YOUR ASSIGNMENT :: All of the entries need to be written out again, exactly as they are.

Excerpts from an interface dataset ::
# # # #

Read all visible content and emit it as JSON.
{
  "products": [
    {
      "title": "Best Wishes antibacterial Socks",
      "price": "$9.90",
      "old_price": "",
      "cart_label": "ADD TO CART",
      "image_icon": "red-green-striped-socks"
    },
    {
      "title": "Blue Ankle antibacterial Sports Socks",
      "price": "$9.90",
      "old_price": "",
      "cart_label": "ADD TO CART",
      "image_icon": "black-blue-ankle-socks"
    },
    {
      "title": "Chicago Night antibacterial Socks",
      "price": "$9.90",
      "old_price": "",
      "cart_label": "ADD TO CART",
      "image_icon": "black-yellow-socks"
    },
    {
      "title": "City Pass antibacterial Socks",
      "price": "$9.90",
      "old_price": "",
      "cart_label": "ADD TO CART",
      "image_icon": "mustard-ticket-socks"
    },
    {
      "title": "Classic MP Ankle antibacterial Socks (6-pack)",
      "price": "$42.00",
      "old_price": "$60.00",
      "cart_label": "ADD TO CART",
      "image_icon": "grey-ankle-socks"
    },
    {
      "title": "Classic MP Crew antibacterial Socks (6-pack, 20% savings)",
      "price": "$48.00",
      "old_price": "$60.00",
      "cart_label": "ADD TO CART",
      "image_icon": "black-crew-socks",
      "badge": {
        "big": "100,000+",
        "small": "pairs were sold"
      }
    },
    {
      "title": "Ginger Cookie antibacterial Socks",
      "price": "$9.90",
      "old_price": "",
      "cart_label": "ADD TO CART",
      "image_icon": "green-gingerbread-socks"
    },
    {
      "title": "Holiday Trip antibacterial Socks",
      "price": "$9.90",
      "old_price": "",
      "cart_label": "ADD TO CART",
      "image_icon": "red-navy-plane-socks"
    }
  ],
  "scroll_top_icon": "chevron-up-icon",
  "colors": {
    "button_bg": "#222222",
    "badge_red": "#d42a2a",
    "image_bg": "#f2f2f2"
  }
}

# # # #

WRITTEN SOLUTION ::
Read all visible content and emit it as JSON.
{
  "products": [
    {
      "title": "Best Wishes antibacterial Socks",
      "price": "$9.90",
      "old_price": "",
      "cart_label": "ADD TO CART",
      "image_icon": "red-green-striped-socks"
    },
    {
      "title": "Blue Ankle antibacterial Sports Socks",
      "price": "$9.90",
      "old_price": "",
      "cart_label": "ADD TO CART",
      "image_icon": "black-blue-ankle-socks"
    },
    {
      "title": "Chicago Night antibacterial Socks",
      "price": "$9.90",
      "old_price": "",
      "cart_label": "ADD TO CART",
      "image_icon": "black-yellow-socks"
    },
    {
      "title": "City Pass antibacterial Socks",
      "price": "$9.90",
      "old_price": "",
      "cart_label": "ADD TO CART",
      "image_icon": "mustard-ticket-socks"
    },
    {
      "title": "Classic MP Ankle antibacterial Socks (6-pack)",
      "price": "$42.00",
      "old_price": "$60.00",
      "cart_label": "ADD TO CART",
      "image_icon": "grey-ankle-socks"
    },
    {
      "title": "Classic MP Crew antibacterial Socks (6-pack, 20% savings)",
      "price": "$48.00",
      "old_price": "$60.00",
      "cart_label": "ADD TO CART",
      "image_icon": "black-crew-socks",
      "badge": {
        "big": "100,000+",
        "small": "pairs were sold"
      }
    },
    {
      "title": "Ginger Cookie antibacterial Socks",
      "price": "$9.90",
      "old_price": "",
      "cart_label": "ADD TO CART",
      "image_icon": "green-gingerbread-socks"
    },
    {
      "title": "Holiday Trip antibacterial Socks",
      "price": "$9.90",
      "old_price": "",
      "cart_label": "ADD TO CART",
      "image_icon": "red-navy-plane-socks"
    }
  ],
  "scroll_top_icon": "chevron-up-icon",
  "colors": {
    "button_bg": "#222222",
    "badge_red": "#d42a2a",
    "image_bg": "#f2f2f2"
  }
}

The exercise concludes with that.